  • Artery condition (coronary allograft vasculopathy, CAV) - The blood vessels to the heart muscle may become thick and hard. This can cause serious heart muscle damage and related heart attack conditions, heart failure, heart arrhythmias, or sudden cardiac death.
  • Infection - Immunosuppressants decrease your ability to fight infection. Many people who have heart transplants have an infection that requires them to be admitted to the hospital in the first year after their transplant.
  • Kidney damage - Can occur as a side effect of the immunosuppressant medication that patients are required to take as part of their treatment
  • Cancer - Immunosuppressants can increase the risk of developing skin cancer, non-Hodgkin's lymphoma, and other types of cancer

What to Expect after Heart Transplant

After the Surgery

After heart transplant surgery, you’ll stay in the intensive care unit (ICU) for a few days where your condition will be monitored closely. When you’re ready, you’ll move to a regular hospital room for a week or two, depending on their situation. Patients receive pain medicine as needed and start eating and drinking once their bowels are functioning normally.

Your heart transplant team will provide specific instructions before you leave the hospital. Typically, patients have frequent follow-up visits for a few months so their transplant team can continue monitoring their progress. You should pay attention to and let the heart transplant team know of symptoms of rejection or infection, including fever, fatigue, shortness of breath, or weight gain.

Treatment at home includes:

  • Taking medications
    • Immunosuppressant medications to prevent or decrease the immune system response to the transplanted heart
    • Antibacterial, antiviral, and antifungal medications to prevent infection
  • Cardiac rehabilitation includes exercise and education plans to help patients recover after a heart transplant. Cardiac rehabilitation helps patients increase their strength.
Get Care

Receive a Heart Transplant at NewYork-Presbyterian

NewYork-Presbyterian's heart transplantation team is experienced and world-renowned in regard to heart failure care, including for high-risk and multi-organ transplant patients.

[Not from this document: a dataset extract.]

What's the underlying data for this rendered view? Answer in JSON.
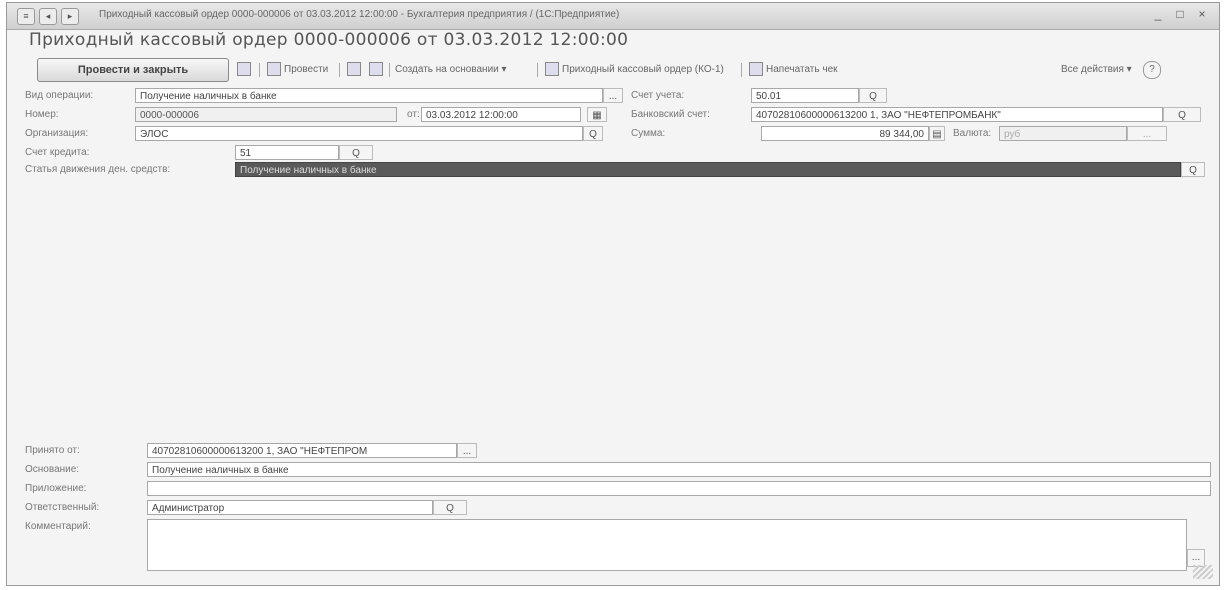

Learn more about other organ transplantation programs we offer, and contact us to schedule a heart transplant consultation today.